It was another spectacular sunrise from Hedges pour-off, the only problem being the silo or tower over on Walker Mountain that the sun was rising behind, absolutely directly behind, so that there was no shooting around it except by shooting before and after the actual sunrise.
Still, I photographed the whole thing, I don't know why, maybe as a way to remind myself that 25 days on the summer side of the equinoxes are times to skip sunrise from this particular location. I include the unfortunate result below for your amusement, and also as a case study of how a single small anomalous shape can nail itself through your eyeball and ruin an otherwise perfectly good image.

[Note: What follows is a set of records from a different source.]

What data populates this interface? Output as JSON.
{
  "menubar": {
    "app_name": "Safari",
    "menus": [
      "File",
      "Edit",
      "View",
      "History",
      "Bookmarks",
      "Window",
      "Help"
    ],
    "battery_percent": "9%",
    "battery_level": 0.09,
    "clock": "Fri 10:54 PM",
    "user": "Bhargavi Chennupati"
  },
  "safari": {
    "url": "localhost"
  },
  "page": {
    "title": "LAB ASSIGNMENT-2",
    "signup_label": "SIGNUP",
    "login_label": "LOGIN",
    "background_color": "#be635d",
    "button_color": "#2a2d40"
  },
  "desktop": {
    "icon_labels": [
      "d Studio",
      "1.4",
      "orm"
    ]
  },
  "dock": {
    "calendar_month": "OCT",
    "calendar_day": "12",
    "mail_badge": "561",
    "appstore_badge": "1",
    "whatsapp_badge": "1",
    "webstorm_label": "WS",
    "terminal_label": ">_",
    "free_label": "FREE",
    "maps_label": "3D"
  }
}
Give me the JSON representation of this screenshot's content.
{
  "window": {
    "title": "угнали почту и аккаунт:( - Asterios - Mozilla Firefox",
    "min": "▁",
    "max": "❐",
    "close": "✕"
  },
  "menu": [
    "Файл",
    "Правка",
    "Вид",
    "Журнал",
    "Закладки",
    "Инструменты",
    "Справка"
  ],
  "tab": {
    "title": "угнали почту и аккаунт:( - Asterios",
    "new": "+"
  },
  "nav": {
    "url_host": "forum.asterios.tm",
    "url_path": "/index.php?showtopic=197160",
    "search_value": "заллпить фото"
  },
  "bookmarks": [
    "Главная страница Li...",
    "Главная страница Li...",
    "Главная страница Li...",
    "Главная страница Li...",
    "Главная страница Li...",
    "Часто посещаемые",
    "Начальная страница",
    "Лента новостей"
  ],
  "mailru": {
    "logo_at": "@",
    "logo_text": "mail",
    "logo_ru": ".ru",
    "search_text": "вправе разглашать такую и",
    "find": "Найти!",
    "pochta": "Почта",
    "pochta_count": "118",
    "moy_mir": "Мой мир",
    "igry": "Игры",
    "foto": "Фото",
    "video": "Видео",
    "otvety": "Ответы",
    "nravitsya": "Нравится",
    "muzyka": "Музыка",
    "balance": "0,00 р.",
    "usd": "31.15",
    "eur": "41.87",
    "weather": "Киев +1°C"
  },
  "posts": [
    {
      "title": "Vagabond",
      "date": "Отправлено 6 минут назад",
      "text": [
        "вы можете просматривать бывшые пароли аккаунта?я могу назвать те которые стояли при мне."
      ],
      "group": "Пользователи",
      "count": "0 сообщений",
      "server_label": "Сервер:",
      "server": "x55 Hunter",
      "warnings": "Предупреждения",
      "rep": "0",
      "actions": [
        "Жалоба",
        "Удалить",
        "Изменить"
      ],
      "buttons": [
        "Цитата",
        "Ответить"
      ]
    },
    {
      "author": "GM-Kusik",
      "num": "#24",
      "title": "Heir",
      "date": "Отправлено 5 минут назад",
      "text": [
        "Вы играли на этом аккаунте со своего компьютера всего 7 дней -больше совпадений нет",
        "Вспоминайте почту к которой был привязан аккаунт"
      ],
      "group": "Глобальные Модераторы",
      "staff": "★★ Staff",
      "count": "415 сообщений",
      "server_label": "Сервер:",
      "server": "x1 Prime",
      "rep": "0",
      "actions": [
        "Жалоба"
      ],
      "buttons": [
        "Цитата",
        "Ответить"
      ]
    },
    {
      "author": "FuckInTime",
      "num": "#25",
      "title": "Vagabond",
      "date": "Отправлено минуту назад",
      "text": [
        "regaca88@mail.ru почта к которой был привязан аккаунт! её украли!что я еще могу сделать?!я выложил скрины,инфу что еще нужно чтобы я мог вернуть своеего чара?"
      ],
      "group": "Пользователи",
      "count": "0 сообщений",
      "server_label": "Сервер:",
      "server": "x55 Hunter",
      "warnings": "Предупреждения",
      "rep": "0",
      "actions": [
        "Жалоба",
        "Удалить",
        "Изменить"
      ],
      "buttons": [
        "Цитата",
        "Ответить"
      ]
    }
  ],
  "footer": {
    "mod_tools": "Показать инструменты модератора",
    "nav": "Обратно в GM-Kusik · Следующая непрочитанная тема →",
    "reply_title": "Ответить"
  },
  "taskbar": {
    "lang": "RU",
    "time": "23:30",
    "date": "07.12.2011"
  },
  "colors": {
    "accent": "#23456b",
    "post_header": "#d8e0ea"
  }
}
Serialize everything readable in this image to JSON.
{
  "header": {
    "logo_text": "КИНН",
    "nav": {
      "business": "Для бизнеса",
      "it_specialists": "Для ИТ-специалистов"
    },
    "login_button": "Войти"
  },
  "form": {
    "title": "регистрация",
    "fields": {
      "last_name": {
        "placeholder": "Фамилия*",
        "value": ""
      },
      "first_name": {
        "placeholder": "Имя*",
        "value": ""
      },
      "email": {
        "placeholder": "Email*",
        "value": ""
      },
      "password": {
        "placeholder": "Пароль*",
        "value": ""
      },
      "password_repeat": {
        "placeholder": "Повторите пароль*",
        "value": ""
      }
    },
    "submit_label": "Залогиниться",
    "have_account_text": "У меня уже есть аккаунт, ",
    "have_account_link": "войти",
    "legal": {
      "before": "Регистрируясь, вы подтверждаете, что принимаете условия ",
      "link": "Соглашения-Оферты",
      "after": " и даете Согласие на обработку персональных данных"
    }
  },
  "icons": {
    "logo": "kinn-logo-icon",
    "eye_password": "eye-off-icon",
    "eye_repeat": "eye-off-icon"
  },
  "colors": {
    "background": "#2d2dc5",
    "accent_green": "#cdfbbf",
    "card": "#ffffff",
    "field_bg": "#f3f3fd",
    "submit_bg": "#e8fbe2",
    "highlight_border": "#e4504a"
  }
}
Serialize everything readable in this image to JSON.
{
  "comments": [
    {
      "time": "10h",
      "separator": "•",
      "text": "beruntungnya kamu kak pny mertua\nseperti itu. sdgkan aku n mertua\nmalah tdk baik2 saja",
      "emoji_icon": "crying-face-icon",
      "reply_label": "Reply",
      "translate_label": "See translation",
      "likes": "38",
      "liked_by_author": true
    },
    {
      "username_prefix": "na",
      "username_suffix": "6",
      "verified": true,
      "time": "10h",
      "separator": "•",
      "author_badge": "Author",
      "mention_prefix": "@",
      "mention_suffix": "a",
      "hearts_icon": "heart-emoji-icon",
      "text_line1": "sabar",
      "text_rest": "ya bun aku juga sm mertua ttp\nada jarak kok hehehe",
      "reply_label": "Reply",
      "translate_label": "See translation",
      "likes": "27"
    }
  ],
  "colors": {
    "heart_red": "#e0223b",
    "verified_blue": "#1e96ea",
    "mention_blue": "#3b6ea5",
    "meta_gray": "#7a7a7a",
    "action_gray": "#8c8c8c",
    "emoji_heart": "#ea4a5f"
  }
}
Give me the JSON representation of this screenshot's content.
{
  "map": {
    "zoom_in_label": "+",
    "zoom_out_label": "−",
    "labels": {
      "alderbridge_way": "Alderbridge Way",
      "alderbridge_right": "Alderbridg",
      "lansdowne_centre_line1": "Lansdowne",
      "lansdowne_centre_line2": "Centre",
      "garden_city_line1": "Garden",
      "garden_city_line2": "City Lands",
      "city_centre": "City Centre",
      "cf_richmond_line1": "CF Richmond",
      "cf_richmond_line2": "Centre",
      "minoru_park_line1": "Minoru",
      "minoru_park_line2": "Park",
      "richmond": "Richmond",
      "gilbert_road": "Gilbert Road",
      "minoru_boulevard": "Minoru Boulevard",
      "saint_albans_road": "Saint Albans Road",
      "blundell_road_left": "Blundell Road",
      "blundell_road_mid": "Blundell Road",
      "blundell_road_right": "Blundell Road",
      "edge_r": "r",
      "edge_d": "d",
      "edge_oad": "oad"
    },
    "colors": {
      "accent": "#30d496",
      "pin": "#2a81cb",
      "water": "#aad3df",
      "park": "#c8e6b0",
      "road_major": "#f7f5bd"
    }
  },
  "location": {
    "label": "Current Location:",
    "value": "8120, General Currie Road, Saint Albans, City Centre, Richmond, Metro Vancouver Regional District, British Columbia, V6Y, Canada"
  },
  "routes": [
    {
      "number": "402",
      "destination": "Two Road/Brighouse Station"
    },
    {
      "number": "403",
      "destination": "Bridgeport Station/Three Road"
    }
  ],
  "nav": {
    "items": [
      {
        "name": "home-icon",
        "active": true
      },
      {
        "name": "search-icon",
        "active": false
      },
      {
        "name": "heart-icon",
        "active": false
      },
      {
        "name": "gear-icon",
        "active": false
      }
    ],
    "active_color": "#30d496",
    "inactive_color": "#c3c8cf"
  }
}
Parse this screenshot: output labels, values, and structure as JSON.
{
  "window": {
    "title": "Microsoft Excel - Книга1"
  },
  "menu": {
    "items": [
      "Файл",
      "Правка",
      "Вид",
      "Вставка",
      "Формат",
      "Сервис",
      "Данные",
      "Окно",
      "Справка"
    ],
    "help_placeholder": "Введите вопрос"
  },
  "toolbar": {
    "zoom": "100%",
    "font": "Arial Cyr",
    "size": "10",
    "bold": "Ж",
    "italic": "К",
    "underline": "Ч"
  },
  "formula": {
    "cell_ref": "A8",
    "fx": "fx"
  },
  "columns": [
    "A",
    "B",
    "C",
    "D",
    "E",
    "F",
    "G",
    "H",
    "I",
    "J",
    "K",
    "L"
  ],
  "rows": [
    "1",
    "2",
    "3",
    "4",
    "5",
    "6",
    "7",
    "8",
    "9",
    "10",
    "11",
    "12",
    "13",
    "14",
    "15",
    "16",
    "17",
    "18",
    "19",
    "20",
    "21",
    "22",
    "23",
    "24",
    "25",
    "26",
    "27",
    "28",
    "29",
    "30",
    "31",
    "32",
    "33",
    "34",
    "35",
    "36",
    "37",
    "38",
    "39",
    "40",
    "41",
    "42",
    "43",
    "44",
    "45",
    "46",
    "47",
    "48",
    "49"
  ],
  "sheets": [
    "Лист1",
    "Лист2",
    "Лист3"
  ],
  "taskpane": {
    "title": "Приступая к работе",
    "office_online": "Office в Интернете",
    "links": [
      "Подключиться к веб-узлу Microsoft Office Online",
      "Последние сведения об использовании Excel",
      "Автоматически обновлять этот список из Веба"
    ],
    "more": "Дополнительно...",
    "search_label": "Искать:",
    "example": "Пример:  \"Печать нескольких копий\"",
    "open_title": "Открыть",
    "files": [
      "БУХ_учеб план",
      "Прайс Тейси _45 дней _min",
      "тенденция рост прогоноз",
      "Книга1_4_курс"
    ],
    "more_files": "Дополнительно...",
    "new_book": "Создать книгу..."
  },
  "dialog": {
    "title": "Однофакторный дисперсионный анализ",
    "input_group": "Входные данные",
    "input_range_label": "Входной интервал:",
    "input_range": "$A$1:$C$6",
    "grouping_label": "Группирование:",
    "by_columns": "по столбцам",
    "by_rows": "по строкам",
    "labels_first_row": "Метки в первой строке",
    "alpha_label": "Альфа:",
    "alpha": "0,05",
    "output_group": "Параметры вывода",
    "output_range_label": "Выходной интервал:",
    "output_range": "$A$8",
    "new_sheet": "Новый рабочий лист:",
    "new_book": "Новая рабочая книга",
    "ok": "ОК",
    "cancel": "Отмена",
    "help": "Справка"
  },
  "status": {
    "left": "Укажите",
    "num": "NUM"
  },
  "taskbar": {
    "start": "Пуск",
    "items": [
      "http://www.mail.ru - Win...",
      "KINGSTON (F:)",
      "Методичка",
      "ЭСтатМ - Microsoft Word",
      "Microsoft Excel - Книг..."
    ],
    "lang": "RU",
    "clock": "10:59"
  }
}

Afterward Junie and I headed up Leatherwood Creek although it was one of those mornings when I felt like packing it in early. Things were iffy for awhile, but the longer I hiked and shot, the better I felt, and we ended up making it all the way to Ferny Canyon and spending, all told, about six hours up the creek. Just another case in point for what a good dog, a walk in the woods, and a camera can do for your spirits if given a chance.

One odd thing you'll notice in many of these photos is all the little tan clumps in the creek and on its banks, in places lying almost as thick as fallen leaves in autumn. It was the first time I had ever noticed anything like it, and at first I concluded they must be clumps of pollen from all the beech trees along the creek. A picture of beech pollen obtained through a google seach debunked that idea, though, and it wasn't until I saw identical little clumps under several sweet gum trees on campus that I was able to solve the mystery.

Today's Back Light is of a sunset as seen from Stonebridge Road about seven or eight years ago.